            While people regularly compare us to those early bands, there was never a conscious decision to try to sound like any of them. The world has plenty of ripoff bands, and definitely doesn't need any more! Our sound is the result of throwing rules out the window and writing dark, aggressive,  straightforward music. We also incorporate elements from other influences that are more modern, and some that are not metal-related at all.

            As far as what we are listening to, the three of us have our own metal standbys that can be found in regular rotation; stuff like Aura Noir, Darkthrone, Satyricon, Celtic Frost, and the list could go on and on. Our individual tastes are quite diverse, though. Personally, I've also been enjoying the following lately:

Tribulation – Formulas of Death  and The Children of the Night

Disasterpeace – It Follows soundtrack

Grave Pleasures – Dreamcrash

Christian Death – Only Theatre of Pain

10.How would you describe your views on Occultism?

            When discussion enters the realm of occultism, the realm of objective reality is left behind. There is no hard scientific proof of the existence of any supernatural forces or phenomena; if there were, such things would no longer be "supernatural," by definition. However, this doesn't necessarily allow one to write off occult beliefs and practices. Crowley, in Magic in Theory and Practice wrote that, "By doing certain things certain results will follow; students are most earnestly warned against attributing objective reality or philosophic validity to any of them."

            For thousands of years, millions of people have died in the name of deities that do not objectively exist. Sometimes, the mere idea of something can be a much stronger force in the world than if that thing actually existed. There are symbols, ideas, and aesthetics within religions and what could be considered "occult" traditions that resonate deeply with people. At a certain point, in many cases, perception shapes and even becomes reality.

            My academic background is actually in the historical and sociological study of religions, so this subject matter is infinitely fascinating to me, and I could go on forever. . .for brevity's sake, I'll move to the next question.

11.What are some of your non musical interests?

            I am a fan of fitness and exercise and try to keep myself in decent physical shape. I try to travel often, whether it is for the band or my own purposes. I become very restless if I have been away from the road for too long.
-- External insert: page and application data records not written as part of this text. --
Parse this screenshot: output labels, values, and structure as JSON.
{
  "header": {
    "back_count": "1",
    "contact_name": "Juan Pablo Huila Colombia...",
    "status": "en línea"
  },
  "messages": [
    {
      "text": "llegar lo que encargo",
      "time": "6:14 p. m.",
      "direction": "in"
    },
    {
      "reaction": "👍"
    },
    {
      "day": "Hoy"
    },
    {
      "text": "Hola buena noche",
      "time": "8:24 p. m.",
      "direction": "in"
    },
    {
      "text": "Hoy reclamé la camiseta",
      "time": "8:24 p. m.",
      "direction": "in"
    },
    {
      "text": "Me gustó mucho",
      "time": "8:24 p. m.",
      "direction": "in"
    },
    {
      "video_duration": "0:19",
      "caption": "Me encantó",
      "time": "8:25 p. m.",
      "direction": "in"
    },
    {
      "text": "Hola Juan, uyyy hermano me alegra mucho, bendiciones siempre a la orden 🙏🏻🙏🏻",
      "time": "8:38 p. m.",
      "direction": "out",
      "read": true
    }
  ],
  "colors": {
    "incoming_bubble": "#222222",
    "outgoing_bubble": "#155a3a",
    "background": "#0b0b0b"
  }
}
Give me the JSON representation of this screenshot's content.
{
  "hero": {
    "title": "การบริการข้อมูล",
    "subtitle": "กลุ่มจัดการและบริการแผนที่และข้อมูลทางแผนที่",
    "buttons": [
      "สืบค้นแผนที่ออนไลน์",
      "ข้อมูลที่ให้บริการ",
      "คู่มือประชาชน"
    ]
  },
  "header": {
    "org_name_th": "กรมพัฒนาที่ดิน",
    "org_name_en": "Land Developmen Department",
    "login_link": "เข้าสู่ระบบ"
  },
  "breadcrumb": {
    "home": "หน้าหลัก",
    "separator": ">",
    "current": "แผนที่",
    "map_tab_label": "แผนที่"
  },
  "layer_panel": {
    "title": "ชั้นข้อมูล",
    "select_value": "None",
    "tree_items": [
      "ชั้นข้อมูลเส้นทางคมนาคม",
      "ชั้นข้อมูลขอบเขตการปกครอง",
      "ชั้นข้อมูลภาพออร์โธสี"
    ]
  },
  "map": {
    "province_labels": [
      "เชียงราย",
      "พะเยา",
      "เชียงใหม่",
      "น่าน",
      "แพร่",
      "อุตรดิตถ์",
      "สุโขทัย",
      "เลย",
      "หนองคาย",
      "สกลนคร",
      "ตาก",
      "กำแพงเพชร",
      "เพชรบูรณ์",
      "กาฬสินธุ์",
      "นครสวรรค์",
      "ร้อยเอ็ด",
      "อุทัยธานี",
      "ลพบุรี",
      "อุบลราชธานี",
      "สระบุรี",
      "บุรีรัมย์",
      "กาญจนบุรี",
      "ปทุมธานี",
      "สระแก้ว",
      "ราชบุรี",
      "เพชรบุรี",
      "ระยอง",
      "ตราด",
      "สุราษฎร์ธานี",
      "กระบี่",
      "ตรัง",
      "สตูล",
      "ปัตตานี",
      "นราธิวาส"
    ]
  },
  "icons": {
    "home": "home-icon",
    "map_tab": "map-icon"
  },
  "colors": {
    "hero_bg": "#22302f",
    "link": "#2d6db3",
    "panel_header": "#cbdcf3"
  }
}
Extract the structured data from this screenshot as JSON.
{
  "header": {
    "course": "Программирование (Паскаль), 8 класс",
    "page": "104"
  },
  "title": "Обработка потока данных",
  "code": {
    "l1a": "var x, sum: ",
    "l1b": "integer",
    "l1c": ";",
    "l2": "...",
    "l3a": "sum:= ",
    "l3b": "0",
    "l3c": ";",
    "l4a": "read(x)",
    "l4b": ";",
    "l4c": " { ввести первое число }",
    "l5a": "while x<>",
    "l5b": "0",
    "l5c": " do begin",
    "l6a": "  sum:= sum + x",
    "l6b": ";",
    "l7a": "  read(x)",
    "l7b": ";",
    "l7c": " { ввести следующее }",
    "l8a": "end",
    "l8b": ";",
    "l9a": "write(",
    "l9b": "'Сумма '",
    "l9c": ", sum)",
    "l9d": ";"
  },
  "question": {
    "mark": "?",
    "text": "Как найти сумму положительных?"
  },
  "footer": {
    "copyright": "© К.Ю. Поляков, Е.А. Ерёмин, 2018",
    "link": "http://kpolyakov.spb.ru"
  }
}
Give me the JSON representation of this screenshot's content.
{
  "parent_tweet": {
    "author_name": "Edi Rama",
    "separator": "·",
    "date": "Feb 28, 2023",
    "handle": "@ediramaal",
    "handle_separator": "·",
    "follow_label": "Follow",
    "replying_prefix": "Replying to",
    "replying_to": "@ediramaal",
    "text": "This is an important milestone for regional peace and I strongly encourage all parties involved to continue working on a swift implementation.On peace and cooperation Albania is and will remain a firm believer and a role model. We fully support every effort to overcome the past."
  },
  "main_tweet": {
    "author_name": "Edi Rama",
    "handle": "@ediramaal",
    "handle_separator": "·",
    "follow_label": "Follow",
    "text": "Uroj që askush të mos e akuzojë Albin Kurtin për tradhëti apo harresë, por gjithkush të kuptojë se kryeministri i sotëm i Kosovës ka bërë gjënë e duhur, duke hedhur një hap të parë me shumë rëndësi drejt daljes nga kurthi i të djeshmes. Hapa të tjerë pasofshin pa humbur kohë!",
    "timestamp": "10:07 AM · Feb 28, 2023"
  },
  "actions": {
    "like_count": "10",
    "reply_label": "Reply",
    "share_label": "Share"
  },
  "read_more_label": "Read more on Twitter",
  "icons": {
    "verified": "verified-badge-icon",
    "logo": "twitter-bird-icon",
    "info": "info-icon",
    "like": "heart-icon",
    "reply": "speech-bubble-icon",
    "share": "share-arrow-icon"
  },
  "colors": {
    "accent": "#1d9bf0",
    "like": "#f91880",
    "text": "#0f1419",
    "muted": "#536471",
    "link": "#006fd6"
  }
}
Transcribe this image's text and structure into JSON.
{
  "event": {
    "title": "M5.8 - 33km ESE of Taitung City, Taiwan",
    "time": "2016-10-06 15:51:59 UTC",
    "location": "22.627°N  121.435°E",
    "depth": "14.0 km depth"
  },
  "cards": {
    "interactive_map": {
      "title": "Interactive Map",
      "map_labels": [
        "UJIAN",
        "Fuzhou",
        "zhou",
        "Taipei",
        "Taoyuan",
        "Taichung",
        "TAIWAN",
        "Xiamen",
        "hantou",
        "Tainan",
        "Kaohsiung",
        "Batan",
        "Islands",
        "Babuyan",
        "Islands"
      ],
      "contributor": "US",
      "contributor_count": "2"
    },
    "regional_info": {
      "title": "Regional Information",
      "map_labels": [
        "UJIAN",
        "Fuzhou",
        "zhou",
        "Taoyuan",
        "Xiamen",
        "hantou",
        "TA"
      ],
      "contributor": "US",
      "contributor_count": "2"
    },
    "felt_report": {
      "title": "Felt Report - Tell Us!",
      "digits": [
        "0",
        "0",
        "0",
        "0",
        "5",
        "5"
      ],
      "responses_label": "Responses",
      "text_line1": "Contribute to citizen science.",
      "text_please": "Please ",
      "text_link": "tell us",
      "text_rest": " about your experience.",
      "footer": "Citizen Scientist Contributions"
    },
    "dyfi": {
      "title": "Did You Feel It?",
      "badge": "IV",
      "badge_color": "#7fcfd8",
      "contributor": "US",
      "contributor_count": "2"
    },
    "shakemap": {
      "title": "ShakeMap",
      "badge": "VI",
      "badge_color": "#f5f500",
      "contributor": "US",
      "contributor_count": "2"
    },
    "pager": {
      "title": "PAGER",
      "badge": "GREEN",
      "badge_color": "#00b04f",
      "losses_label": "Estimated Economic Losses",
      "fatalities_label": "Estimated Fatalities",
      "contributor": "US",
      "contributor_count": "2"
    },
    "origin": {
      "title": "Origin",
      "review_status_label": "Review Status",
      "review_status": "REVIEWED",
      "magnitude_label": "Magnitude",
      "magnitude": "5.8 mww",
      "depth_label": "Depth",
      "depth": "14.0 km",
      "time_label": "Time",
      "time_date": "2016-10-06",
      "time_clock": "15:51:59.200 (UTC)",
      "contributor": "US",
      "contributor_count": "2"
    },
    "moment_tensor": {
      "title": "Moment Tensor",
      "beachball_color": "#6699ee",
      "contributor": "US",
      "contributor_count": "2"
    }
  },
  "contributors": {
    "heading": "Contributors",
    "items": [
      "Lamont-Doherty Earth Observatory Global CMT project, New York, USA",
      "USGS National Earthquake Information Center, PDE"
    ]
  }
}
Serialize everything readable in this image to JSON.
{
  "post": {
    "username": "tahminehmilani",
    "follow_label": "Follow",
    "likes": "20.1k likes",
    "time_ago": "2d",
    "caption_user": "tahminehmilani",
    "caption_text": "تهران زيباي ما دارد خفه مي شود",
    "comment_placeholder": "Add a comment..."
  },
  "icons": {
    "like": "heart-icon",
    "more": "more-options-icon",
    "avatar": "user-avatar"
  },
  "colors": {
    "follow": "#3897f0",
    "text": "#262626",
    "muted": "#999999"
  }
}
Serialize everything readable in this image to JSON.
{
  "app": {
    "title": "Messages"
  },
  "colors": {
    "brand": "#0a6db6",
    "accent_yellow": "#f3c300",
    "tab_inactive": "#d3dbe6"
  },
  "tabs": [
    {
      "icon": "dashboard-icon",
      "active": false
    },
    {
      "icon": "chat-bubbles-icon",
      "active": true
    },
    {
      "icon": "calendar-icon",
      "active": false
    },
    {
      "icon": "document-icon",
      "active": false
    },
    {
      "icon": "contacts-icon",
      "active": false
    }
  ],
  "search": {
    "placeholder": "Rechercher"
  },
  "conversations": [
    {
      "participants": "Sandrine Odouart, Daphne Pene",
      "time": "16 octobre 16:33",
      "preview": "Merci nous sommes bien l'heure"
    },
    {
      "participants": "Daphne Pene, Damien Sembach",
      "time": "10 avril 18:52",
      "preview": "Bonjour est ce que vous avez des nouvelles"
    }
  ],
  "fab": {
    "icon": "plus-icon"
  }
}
             I also spend a good amount of time reading and doing research on various topics that interest me. Nowadays, my reading is pretty evenly split between fiction and nonfiction. I think it's important to read lots of different types of material; contemporary fiction, literary classics, historical texts, biographies, poetry—anything that can help sharpen the mind and broaden one's horizons. I have quite the book collection.

12.Before we wrap up this interview, do you have any final words or thoughts?

            Thanks for the interview, and thanks to all of the fans and friends who have supported us so far! The Red Sect will be available October 16th. Check it out, and hopefully we will see lots of you on the road soon.

            And again: we do plan to hit the road more extensively in the coming months. Venues and bookers should not hesitate to get in touch.

Stay strong!


[article written by Jacob Curwen of All Hell]